> _ASSIGNED TASK_:
Bring together every line in the data that includes "icon".

Web page and app entries:

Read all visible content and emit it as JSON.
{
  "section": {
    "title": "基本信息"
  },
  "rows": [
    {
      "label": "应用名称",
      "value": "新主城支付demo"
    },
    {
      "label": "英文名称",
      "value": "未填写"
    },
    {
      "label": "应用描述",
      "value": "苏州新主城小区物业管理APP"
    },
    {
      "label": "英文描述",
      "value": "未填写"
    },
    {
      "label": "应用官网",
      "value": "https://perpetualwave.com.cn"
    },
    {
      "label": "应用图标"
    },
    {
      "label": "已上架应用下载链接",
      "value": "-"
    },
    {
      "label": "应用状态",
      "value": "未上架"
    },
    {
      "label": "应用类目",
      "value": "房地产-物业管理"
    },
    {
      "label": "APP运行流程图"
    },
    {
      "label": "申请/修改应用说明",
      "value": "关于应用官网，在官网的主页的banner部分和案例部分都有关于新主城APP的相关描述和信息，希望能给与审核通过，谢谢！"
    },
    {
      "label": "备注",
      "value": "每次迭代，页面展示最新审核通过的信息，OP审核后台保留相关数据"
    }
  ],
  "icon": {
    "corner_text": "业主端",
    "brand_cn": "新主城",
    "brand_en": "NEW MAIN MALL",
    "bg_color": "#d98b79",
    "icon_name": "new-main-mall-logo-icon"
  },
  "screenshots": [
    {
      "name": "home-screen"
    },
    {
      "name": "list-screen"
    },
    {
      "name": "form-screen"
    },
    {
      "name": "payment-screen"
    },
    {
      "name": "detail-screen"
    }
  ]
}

> _FINAL ANSWER_:
  "icon": {
    "icon_name": "new-main-mall-logo-icon"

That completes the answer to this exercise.